  6. ^ a b Tlusty T, Bar-Ziv R, Libchaber A (December 2004). "High-fidelity DNA sensing by protein binding fluctuations". Phys. Rev. Lett. 93 (25): 258103. arXiv:1008.0743. Bibcode:2004PhRvL..93y8103T. doi:10.1103/PhysRevLett.93.258103. PMID 15697950. 
  7. ^ Sagi D, Tlusty T, Stavans J (2006). "High fidelity of RecA-catalyzed recombination: a watchdog of genetic diversity". Nucleic Acids Res. 34 (18): 5021–31. doi:10.1093/nar/gkl586. PMC 1636419. PMID 16990254. 
  8. ^ Reardon JT, Sancar A (February 2004). "Thermodynamic cooperativity and kinetic proofreading in DNA damage recognition and repair". Cell Cycle 3 (2): 141–4. doi:10.4161/cc.3.2.645. PMID 14712076. 
  9. ^ Bel G, Munsky B, Nemenman I (March 2010). "The simplicity of completion time distributions for common complex biochemical processes". Phys Biol 7 (1): 016003. arXiv:0904.1587. Bibcode:2010PhBio...7a6003B. doi:10.1088/1478-3975/7/1/016003. PMID 20026876. 
  10. ^ a b B Munsky, I Nemenman and G Bel (Dec 2009). "Specificity and completion time distributions of biochemical processes". J. Chem. Phys. 131 (23): 235103. doi:10.1063/1.3274803. PMID 20025351. 
  11. ^ A Murugan, D Huse and S Leibler (July 2012). "Speed, dissipation, and error in kinetic proofreading". Proc.

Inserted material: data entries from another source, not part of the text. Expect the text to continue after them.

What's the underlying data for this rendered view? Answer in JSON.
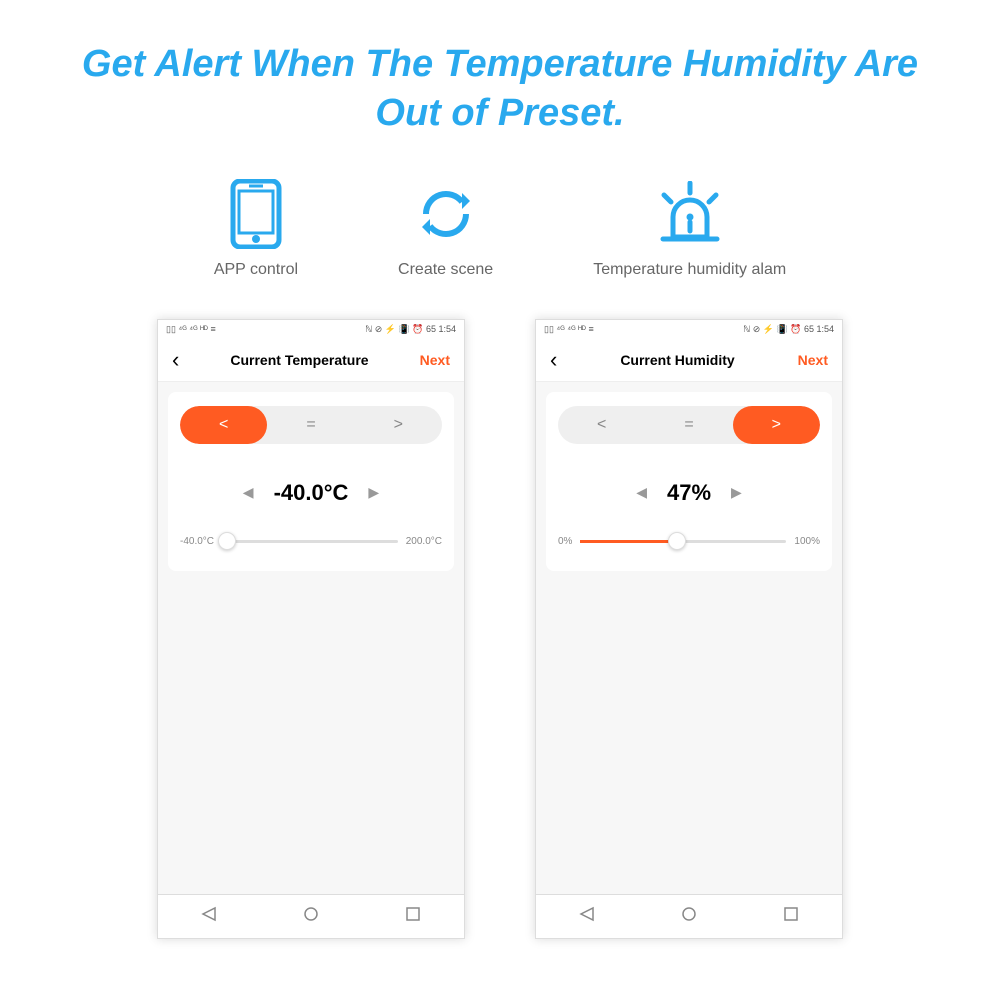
{
  "headline": "Get Alert When The Temperature Humidity Are Out of Preset.",
  "features": [
    {
      "label": "APP control"
    },
    {
      "label": "Create scene"
    },
    {
      "label": "Temperature humidity alam"
    }
  ],
  "status": {
    "left": "▯▯ ⁴ᴳ ⁴ᴳ ᴴᴰ ≡",
    "right": "ℕ ⊘ ⚡ 📳 ⏰ 65 1:54"
  },
  "phones": {
    "temp": {
      "title": "Current Temperature",
      "next": "Next",
      "seg": {
        "lt": "<",
        "eq": "=",
        "gt": ">",
        "active": "lt"
      },
      "value": "-40.0°C",
      "min": "-40.0°C",
      "max": "200.0°C",
      "slider_percent": 0
    },
    "hum": {
      "title": "Current Humidity",
      "next": "Next",
      "seg": {
        "lt": "<",
        "eq": "=",
        "gt": ">",
        "active": "gt"
      },
      "value": "47%",
      "min": "0%",
      "max": "100%",
      "slider_percent": 47
    }
  }
}
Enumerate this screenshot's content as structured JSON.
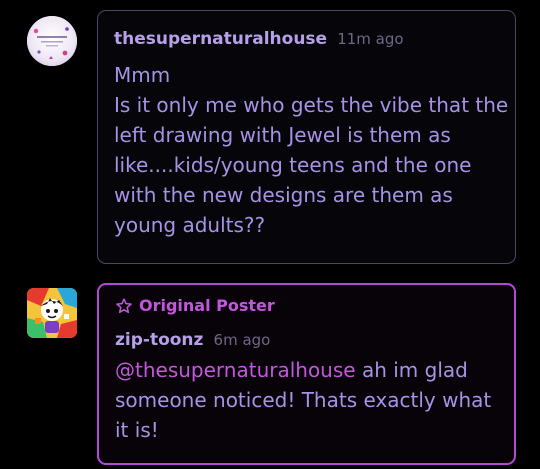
{
  "thread": {
    "comments": [
      {
        "username": "thesupernaturalhouse",
        "timestamp": "11m ago",
        "text": "Mmm\nIs it only me who gets the vibe that the left drawing with Jewel is them as like....kids/young teens and the one with the new designs are them as young adults??",
        "avatar_icon": "profile-avatar-icon"
      },
      {
        "badge": "Original Poster",
        "badge_icon": "star-icon",
        "username": "zip-toonz",
        "timestamp": "6m ago",
        "mention": "@thesupernaturalhouse",
        "text": " ah im glad someone noticed! Thats exactly what it is!",
        "avatar_icon": "profile-avatar-icon"
      }
    ]
  },
  "colors": {
    "background": "#000000",
    "username": "#b7a0ea",
    "body_text": "#a792e6",
    "timestamp": "#6f6786",
    "op_accent": "#c257de",
    "bubble_border": "#4e4668",
    "op_bubble_border": "#b24ad6"
  }
}
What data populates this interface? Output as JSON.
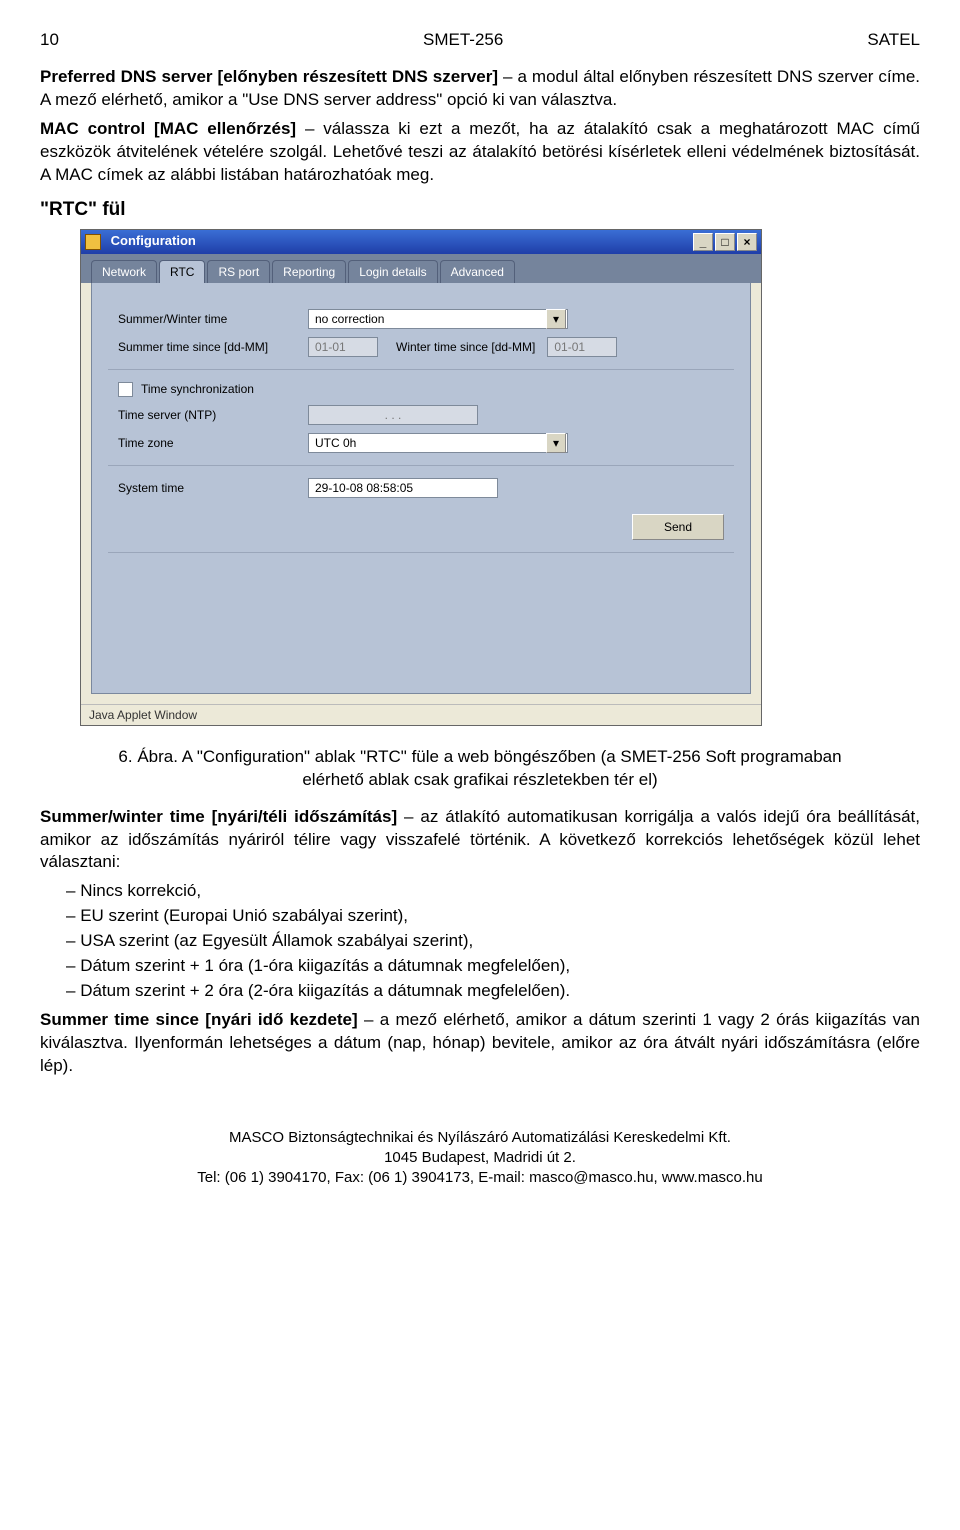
{
  "header": {
    "left": "10",
    "center": "SMET-256",
    "right": "SATEL"
  },
  "intro": {
    "p1_html": "<span class='bold'>Preferred DNS server [előnyben részesített DNS szerver]</span> – a modul által előnyben részesített DNS szerver címe. A mező elérhető, amikor a \"Use DNS server address\" opció ki van választva.",
    "p2_html": "<span class='bold'>MAC control [MAC ellenőrzés]</span> – válassza ki ezt a mezőt, ha az átalakító csak a meghatározott MAC című eszközök átvitelének vételére szolgál. Lehetővé teszi az átalakító betörési kísérletek elleni védelmének biztosítását. A MAC címek az alábbi listában határozhatóak meg."
  },
  "section_title": "\"RTC\" fül",
  "dialog": {
    "title": "Configuration",
    "win_min": "_",
    "win_max": "□",
    "win_close": "×",
    "tabs": [
      "Network",
      "RTC",
      "RS port",
      "Reporting",
      "Login details",
      "Advanced"
    ],
    "active_tab": "RTC",
    "labels": {
      "summer_winter": "Summer/Winter time",
      "summer_since": "Summer time since [dd-MM]",
      "winter_since": "Winter time since [dd-MM]",
      "time_sync": "Time synchronization",
      "ntp": "Time server (NTP)",
      "tz": "Time zone",
      "systime": "System time"
    },
    "values": {
      "summer_winter": "no correction",
      "summer_since": "01-01",
      "winter_since": "01-01",
      "ntp": ".      .      .",
      "tz": "UTC 0h",
      "systime": "29-10-08 08:58:05"
    },
    "send_btn": "Send",
    "status": "Java Applet Window",
    "arrow": "▾"
  },
  "caption": "6. Ábra. A \"Configuration\" ablak \"RTC\" füle a web böngészőben (a SMET-256 Soft programaban elérhető ablak csak grafikai részletekben tér el)",
  "after": {
    "p1_html": "<span class='bold'>Summer/winter time [nyári/téli időszámítás]</span> – az átlakító automatikusan korrigálja a valós idejű óra beállítását, amikor az időszámítás nyáriról télire vagy visszafelé történik. A következő korrekciós lehetőségek közül lehet választani:",
    "list": [
      "Nincs korrekció,",
      "EU szerint (Europai Unió szabályai szerint),",
      "USA szerint (az Egyesült Államok szabályai szerint),",
      "Dátum szerint + 1 óra (1-óra kiigazítás a dátumnak megfelelően),",
      "Dátum szerint + 2 óra (2-óra kiigazítás a dátumnak megfelelően)."
    ],
    "p2_html": "<span class='bold'>Summer time since [nyári idő kezdete]</span> – a mező elérhető, amikor a dátum szerinti 1 vagy 2 órás kiigazítás van kiválasztva. Ilyenformán lehetséges a dátum (nap, hónap) bevitele, amikor az óra átvált nyári időszámításra (előre lép)."
  },
  "footer": {
    "l1": "MASCO Biztonságtechnikai és Nyílászáró Automatizálási Kereskedelmi Kft.",
    "l2": "1045 Budapest, Madridi út 2.",
    "l3": "Tel: (06 1) 3904170, Fax: (06 1) 3904173, E-mail: masco@masco.hu, www.masco.hu"
  }
}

Natl. Acad. Sci. U.S.A. 109 (30): 12034–9. Bibcode:2012PNAS..10912034M. doi:10.1073/pnas.1119911109. PMC 3409783. PMID 22786930. 

Further reading[edit]